**WHAT YOU SHOULD DO**
Go through the material below and copy each line where the word "messages" appears.

[DATA FOR THIS EXERCISE — start]

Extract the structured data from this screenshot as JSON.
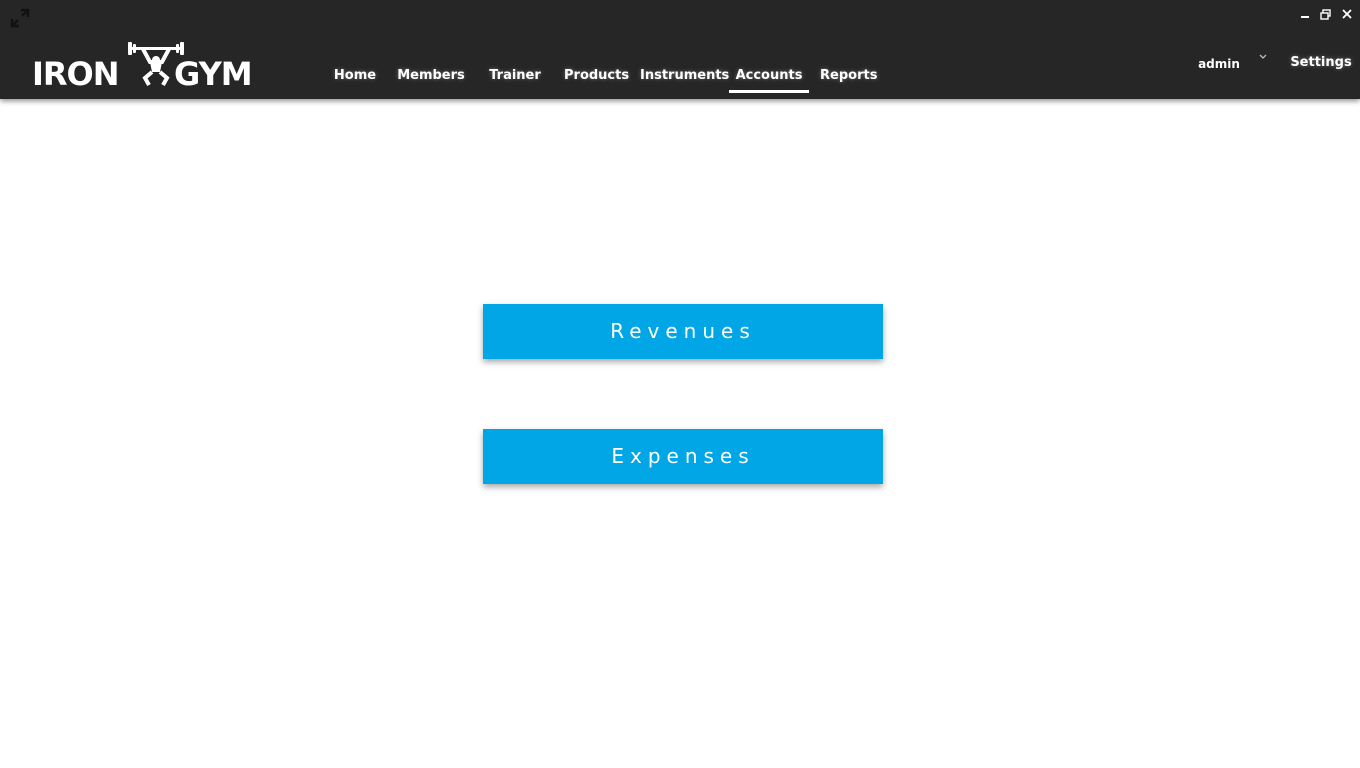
{
  "window": {
    "controls": {
      "minimize_icon": "minimize-icon",
      "restore_icon": "restore-icon",
      "close_icon": "close-icon"
    },
    "expand_icon": "expand-icon"
  },
  "header": {
    "logo_text_left": "IRON",
    "logo_text_right": "GYM",
    "nav": [
      {
        "label": "Home"
      },
      {
        "label": "Members"
      },
      {
        "label": "Trainer"
      },
      {
        "label": "Products"
      },
      {
        "label": "Instruments"
      },
      {
        "label": "Accounts"
      },
      {
        "label": "Reports"
      }
    ],
    "active_nav": "Accounts",
    "user": "admin",
    "settings": "Settings"
  },
  "main": {
    "revenues_label": "Revenues",
    "expenses_label": "Expenses"
  },
  "colors": {
    "topbar": "#262626",
    "button": "#00a6e6",
    "text_light": "#ffffff"
  }
}
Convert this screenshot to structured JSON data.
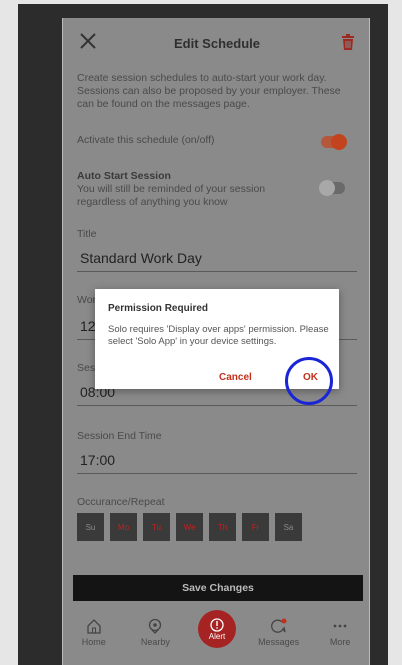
{
  "header": {
    "title": "Edit Schedule"
  },
  "description": "Create session schedules to auto-start your work day. Sessions can also be proposed by your employer. These can be found on the messages page.",
  "activate": {
    "label": "Activate this schedule (on/off)",
    "on": true
  },
  "auto_start": {
    "title": "Auto Start Session",
    "text": "You will still be reminded of your session regardless of anything you know",
    "on": false
  },
  "title_field": {
    "label": "Title",
    "value": "Standard Work Day"
  },
  "work_field": {
    "label": "Wor",
    "value": "12"
  },
  "session_start": {
    "label": "Ses",
    "value": "08:00"
  },
  "session_end": {
    "label": "Session End Time",
    "value": "17:00"
  },
  "repeat": {
    "label": "Occurance/Repeat",
    "days": [
      {
        "label": "Su",
        "active": false
      },
      {
        "label": "Mo",
        "active": true
      },
      {
        "label": "Tu",
        "active": true
      },
      {
        "label": "We",
        "active": true
      },
      {
        "label": "Th",
        "active": true
      },
      {
        "label": "Fr",
        "active": true
      },
      {
        "label": "Sa",
        "active": false
      }
    ]
  },
  "save_label": "Save Changes",
  "tabs": {
    "home": "Home",
    "nearby": "Nearby",
    "alert": "Alert",
    "messages": "Messages",
    "more": "More"
  },
  "dialog": {
    "title": "Permission Required",
    "message": "Solo requires 'Display over apps' permission. Please select 'Solo App' in your device settings.",
    "cancel": "Cancel",
    "ok": "OK"
  },
  "colors": {
    "accent": "#c2301c",
    "highlight_circle": "#1a25d6",
    "day_active_text": "#c71f1f"
  }
}
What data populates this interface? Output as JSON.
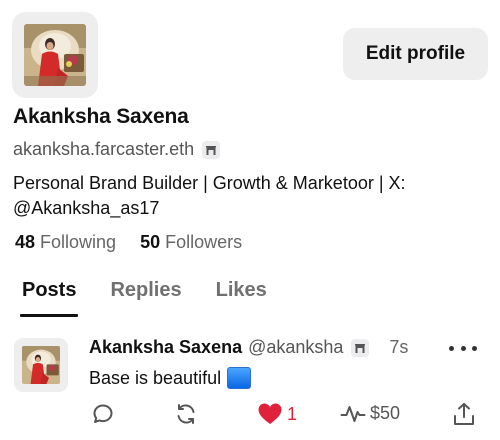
{
  "profile": {
    "display_name": "Akanksha Saxena",
    "username": "akanksha.farcaster.eth",
    "bio": "Personal Brand Builder | Growth & Marketoor | X: @Akanksha_as17",
    "edit_label": "Edit profile",
    "following_count": "48",
    "following_label": "Following",
    "followers_count": "50",
    "followers_label": "Followers"
  },
  "tabs": [
    {
      "label": "Posts",
      "active": true
    },
    {
      "label": "Replies",
      "active": false
    },
    {
      "label": "Likes",
      "active": false
    }
  ],
  "post": {
    "author": "Akanksha Saxena",
    "handle": "@akanksha",
    "time": "7s",
    "text": "Base is beautiful",
    "likes": "1",
    "tip": "$50"
  },
  "icons": {
    "badge": "arch-badge-icon",
    "more": "more-dots-icon",
    "reply": "comment-icon",
    "recast": "recast-icon",
    "like": "heart-icon",
    "tip": "pulse-icon",
    "share": "share-icon"
  },
  "colors": {
    "like_red": "#e0213c",
    "button_gray": "#eeeeef",
    "blue_square": "#1a73e8"
  }
}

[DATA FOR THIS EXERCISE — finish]

**FINAL ANSWER**
  "description": "Create session schedules to auto-start your work day. Sessions can also be proposed by your employer. These can be found on the messages page.",
    "messages": "Messages",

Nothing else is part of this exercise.